— Task statement —
Check each line of the data below for the string "role", then report how many lines have it and nothing else.

━━━━━ Data section ━━━━━

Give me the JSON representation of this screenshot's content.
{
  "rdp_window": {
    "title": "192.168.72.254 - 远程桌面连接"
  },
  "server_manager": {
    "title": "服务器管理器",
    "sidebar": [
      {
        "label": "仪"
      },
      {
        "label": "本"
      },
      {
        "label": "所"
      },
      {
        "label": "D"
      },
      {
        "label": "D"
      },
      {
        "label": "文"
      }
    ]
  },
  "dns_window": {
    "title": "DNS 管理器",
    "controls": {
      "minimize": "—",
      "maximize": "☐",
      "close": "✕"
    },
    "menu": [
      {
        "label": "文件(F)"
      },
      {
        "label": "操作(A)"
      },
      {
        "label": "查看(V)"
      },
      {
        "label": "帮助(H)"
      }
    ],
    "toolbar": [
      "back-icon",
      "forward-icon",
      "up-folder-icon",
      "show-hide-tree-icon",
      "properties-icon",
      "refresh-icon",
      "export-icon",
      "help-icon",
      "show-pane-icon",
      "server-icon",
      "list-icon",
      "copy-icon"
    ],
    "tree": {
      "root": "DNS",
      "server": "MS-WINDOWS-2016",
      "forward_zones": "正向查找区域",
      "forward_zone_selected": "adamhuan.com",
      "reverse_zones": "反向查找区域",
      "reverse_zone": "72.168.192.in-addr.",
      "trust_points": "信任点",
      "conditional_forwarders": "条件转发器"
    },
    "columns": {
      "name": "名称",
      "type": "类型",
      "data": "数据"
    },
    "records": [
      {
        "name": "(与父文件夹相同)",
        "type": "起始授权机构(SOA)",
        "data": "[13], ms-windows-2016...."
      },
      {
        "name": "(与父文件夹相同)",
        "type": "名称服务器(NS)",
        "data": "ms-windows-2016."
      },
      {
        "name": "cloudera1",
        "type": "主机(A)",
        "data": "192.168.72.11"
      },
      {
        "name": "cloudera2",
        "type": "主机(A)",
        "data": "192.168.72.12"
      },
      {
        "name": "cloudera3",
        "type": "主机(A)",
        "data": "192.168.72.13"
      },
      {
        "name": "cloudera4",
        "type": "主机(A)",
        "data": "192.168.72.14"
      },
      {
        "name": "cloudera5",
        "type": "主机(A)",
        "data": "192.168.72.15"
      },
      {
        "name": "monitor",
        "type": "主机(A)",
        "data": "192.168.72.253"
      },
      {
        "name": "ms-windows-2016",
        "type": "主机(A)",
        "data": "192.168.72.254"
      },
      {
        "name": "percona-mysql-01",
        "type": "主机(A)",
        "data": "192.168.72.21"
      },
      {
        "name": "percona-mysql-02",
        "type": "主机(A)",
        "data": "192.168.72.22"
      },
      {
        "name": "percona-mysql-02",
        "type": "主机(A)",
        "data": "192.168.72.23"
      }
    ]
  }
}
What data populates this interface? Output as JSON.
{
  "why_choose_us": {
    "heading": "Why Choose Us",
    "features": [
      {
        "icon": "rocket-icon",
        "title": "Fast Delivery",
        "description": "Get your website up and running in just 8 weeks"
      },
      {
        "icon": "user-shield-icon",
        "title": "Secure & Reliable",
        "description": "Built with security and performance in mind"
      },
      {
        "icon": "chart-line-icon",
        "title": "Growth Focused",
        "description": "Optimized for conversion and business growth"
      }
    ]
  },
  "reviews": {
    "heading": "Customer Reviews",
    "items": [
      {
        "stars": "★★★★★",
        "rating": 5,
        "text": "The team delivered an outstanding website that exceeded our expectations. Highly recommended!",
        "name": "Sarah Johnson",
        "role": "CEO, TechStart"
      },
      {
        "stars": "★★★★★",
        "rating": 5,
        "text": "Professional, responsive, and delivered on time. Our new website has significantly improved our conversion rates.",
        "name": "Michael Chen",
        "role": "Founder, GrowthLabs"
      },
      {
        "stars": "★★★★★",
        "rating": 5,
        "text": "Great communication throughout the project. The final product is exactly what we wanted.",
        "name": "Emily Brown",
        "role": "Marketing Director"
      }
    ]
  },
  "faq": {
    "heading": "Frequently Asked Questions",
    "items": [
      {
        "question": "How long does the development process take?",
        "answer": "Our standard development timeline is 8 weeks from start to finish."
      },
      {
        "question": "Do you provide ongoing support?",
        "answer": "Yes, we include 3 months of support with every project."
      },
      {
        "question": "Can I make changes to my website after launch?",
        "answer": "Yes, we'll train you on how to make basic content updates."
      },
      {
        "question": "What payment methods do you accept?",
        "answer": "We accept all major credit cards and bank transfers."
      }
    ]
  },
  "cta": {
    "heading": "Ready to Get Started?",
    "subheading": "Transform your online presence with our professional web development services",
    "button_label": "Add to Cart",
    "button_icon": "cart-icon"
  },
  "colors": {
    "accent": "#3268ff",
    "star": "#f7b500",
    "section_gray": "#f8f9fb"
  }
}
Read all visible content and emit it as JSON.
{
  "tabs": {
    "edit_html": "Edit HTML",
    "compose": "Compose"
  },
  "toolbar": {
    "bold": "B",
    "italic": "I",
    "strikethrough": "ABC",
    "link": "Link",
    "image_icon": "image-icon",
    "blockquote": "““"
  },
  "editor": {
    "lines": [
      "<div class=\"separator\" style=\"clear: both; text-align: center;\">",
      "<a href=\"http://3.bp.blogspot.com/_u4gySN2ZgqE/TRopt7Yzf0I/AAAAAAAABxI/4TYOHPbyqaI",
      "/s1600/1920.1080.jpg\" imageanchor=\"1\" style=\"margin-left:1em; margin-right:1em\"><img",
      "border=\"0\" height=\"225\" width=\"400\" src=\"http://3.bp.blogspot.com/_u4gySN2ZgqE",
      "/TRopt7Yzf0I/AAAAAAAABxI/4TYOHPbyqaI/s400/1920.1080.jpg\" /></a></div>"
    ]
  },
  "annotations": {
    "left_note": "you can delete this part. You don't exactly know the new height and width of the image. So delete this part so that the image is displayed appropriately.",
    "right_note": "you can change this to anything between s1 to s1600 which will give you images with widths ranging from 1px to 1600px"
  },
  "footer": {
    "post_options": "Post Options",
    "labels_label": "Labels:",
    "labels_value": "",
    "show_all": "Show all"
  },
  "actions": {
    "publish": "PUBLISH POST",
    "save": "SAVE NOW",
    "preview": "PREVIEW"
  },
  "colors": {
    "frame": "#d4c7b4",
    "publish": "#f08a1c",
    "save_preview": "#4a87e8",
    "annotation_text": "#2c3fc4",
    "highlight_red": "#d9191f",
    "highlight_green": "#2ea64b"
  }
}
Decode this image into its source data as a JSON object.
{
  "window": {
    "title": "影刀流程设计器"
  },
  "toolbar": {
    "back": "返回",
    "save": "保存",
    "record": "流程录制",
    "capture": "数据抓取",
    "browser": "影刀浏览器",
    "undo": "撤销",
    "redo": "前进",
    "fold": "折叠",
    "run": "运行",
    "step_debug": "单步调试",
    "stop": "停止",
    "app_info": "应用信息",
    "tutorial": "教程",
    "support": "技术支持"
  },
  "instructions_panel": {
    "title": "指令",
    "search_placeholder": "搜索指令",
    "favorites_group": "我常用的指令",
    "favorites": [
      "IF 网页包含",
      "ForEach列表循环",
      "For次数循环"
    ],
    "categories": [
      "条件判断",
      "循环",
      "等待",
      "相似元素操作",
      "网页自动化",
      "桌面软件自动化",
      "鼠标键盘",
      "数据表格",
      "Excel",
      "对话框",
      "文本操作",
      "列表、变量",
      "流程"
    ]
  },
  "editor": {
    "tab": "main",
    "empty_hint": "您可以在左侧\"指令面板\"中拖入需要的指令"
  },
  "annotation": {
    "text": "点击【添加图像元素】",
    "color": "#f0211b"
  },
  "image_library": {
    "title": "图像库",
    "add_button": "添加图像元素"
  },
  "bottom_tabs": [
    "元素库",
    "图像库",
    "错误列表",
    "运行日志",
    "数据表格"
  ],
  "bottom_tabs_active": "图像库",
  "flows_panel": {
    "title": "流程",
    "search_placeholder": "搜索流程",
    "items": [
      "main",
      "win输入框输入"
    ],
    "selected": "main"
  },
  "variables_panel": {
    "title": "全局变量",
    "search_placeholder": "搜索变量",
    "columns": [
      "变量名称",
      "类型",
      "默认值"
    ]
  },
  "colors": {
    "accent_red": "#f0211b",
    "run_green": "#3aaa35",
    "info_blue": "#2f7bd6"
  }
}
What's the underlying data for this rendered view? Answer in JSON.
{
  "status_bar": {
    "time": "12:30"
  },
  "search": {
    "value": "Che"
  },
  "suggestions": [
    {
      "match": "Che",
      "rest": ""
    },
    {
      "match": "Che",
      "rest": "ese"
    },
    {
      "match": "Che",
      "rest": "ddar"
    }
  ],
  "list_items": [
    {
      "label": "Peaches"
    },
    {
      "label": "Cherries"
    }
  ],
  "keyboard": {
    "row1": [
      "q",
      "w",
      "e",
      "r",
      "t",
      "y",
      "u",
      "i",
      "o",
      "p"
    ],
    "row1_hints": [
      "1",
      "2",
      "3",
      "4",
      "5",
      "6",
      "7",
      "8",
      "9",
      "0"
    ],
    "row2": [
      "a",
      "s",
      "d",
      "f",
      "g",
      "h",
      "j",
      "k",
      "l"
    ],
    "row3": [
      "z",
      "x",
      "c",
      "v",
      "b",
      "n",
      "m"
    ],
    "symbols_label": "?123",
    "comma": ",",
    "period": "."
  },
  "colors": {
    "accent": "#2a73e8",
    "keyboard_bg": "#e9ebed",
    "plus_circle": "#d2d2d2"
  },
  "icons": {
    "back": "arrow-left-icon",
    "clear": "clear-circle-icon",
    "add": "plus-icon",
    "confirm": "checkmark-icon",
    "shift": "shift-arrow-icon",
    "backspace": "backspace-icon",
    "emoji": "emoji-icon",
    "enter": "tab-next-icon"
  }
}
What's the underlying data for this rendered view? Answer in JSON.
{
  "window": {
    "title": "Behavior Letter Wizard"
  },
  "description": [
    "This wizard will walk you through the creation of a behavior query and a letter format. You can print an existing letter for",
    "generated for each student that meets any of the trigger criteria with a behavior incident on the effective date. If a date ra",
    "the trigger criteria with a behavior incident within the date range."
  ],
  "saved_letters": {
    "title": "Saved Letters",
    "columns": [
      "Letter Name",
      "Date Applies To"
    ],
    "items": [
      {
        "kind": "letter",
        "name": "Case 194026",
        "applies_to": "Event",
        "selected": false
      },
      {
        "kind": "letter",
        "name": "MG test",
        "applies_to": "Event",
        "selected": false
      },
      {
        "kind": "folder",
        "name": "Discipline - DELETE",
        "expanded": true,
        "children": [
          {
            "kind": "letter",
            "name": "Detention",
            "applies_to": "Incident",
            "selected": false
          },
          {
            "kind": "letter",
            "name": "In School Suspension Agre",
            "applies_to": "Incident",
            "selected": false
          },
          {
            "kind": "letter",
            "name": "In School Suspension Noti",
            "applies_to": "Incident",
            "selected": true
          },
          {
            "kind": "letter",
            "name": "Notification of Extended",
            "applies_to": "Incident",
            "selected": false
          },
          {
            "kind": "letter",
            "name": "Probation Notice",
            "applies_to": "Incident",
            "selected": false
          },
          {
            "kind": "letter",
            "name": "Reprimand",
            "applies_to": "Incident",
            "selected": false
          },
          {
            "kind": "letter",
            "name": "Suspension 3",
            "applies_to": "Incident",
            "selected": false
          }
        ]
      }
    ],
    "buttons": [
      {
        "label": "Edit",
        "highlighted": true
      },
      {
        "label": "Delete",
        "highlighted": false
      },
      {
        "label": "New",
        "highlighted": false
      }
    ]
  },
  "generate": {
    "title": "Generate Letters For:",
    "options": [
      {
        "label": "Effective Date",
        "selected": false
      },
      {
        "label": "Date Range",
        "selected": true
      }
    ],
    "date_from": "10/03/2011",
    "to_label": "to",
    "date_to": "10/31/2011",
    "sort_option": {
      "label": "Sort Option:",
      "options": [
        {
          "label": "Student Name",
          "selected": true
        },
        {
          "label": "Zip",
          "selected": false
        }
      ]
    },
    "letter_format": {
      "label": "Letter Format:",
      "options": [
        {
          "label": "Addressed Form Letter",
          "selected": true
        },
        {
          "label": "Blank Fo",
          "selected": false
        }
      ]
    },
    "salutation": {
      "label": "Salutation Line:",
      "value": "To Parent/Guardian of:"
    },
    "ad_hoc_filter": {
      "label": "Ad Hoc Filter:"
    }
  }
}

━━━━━

— Task response —
3